Frequently touched surfaces that should be disinfected include countertops, mirrors, doorknobs, light switches, your home telephone, and handles on sink faucets, toilets, microwaves, ovens and refrigerators. (Computers and personal electronics must also be cleaned; see below for related guidance.)
The CDC advises using a two-step approach for disinfecting hard surfaces against COVID-19: First, use soap and water to remove dirt and reduce germs; then knock out any remaining germs by applying a disinfectant.
Choose a product from the U.S. Environmental Protection Agency’s list of disinfectants that meet EPA criteria for use against the virus that causes COVID-19; or use a common household disinfectant like bleach, ammonia, alcohol or cleaning agents containing any of these. Be sure to read the disinfectant’s label, and follow all instructions and precautions.
If bleach is all you have on hand, make a disinfectant solution by mixing 4 teaspoons of household bleach into 1 quart of water. Never mix bleach with ammonia or any other cleanser, as the mixture could produce toxic fumes.
Disinfecting Linens & Other Fabrics
When laundering linens, towels, clothes and other items, use the warmest possible water setting, dry the load completely and wash your hands after handling. Avoid shaking dirty laundry, and be sure to disinfect laundry hampers regularly. The CDC encourages wearing disposable gloves when washing laundry used by someone who’s sick.
Disinfecting Cloth Face Masks / Face Coverings
Fabric, reusable face coverings should be routinely washed, ideally after each use. Laundering them in the washing machine on the warmest possible water setting should be sufficient, according to the CDC.
Disinfecting Cellphones & Other Electronics
Some of the most frequently handled household items are cellphones, TV and stereo remote controls, computer keyboards, laptops, tablets and other touchscreen devices. Before disinfecting electronics, read the manufacturers' instructions for cleaning.
The CDC recommends using disinfecting wipes that are 70% alcohol to clean cellphones and similar devices. Wipe the device’s face, along the sides and the back, where you typically hold it. Let it air dry thoroughly, and wash your hands immediately when you're done.

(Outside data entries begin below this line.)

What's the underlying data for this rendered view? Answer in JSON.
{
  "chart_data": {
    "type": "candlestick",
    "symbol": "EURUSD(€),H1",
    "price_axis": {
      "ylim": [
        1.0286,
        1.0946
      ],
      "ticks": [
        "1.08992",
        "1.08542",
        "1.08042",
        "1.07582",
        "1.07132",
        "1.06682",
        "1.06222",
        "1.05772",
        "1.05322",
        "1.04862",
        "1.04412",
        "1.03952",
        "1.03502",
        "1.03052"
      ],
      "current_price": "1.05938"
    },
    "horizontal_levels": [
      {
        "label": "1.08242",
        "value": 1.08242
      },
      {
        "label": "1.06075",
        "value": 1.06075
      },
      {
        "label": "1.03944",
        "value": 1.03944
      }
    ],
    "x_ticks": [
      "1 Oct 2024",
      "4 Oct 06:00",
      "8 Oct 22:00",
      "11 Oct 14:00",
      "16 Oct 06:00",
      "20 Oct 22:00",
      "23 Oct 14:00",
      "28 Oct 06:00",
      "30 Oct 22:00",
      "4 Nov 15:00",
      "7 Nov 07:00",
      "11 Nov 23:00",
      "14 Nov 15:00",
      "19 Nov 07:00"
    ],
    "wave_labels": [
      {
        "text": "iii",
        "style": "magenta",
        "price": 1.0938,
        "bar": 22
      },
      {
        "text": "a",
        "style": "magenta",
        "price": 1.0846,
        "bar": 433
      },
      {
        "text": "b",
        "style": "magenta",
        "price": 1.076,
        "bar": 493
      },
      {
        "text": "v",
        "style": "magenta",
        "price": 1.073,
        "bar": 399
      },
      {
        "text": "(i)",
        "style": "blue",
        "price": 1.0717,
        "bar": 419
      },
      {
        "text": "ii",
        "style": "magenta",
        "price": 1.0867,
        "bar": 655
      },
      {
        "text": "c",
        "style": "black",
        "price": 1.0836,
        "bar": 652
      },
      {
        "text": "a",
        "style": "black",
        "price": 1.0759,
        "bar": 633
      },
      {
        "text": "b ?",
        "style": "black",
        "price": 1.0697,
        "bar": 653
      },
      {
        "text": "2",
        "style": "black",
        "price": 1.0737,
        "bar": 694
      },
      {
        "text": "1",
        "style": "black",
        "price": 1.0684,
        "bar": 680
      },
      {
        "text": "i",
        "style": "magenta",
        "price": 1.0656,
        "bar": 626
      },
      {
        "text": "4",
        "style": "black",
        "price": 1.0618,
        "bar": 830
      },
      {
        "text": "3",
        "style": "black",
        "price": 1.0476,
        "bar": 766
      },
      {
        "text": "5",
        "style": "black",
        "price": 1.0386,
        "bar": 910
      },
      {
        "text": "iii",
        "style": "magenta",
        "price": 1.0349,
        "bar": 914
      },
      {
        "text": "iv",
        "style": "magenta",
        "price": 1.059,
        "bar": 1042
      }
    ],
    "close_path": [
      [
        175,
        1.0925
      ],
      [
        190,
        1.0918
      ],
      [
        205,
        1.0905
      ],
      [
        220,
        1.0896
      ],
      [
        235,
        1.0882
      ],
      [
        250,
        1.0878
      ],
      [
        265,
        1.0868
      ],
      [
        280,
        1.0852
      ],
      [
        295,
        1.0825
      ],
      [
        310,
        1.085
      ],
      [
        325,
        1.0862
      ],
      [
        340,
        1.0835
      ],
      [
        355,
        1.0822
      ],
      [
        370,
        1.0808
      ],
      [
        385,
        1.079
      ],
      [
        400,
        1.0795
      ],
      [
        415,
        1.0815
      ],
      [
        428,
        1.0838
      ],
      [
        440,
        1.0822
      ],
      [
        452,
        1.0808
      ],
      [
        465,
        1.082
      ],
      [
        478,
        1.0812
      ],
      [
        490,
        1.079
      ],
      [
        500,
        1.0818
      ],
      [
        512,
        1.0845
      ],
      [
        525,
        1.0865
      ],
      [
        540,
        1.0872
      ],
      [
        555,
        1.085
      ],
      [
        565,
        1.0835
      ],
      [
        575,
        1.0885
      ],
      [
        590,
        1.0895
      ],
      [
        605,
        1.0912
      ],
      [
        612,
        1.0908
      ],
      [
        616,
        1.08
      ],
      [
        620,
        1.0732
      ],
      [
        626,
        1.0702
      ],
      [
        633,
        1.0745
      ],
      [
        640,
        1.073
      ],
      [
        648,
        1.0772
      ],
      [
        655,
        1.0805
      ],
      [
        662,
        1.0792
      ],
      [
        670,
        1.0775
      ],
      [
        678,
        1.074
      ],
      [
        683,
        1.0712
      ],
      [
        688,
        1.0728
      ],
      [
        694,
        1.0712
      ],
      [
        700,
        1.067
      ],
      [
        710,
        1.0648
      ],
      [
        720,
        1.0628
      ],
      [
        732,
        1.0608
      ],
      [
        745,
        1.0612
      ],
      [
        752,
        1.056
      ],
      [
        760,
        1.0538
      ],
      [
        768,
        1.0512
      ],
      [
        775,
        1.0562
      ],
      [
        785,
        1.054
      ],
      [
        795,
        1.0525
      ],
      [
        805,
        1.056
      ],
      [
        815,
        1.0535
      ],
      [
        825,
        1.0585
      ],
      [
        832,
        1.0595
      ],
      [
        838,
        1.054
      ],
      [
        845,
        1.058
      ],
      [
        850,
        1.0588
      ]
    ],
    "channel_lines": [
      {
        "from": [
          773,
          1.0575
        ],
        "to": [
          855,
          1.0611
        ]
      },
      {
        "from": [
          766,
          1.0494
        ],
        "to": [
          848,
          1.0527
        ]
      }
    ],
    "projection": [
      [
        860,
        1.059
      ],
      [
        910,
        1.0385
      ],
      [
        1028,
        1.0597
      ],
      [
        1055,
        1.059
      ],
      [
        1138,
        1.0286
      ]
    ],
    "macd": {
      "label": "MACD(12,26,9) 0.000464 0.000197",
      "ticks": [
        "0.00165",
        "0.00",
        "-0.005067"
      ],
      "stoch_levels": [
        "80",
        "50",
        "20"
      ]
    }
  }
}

For the latest updates on the COVID-19 pandemic, check the Centers for Disease Control and Prevention website. For more information and local COVID-19 coverage, click here.
As Sarasota Memorial's senior digital communications specialist, Ann Key manages the healthcare system's digital content offerings, including the Healthe-Matters blog and newsletter, and social media channels.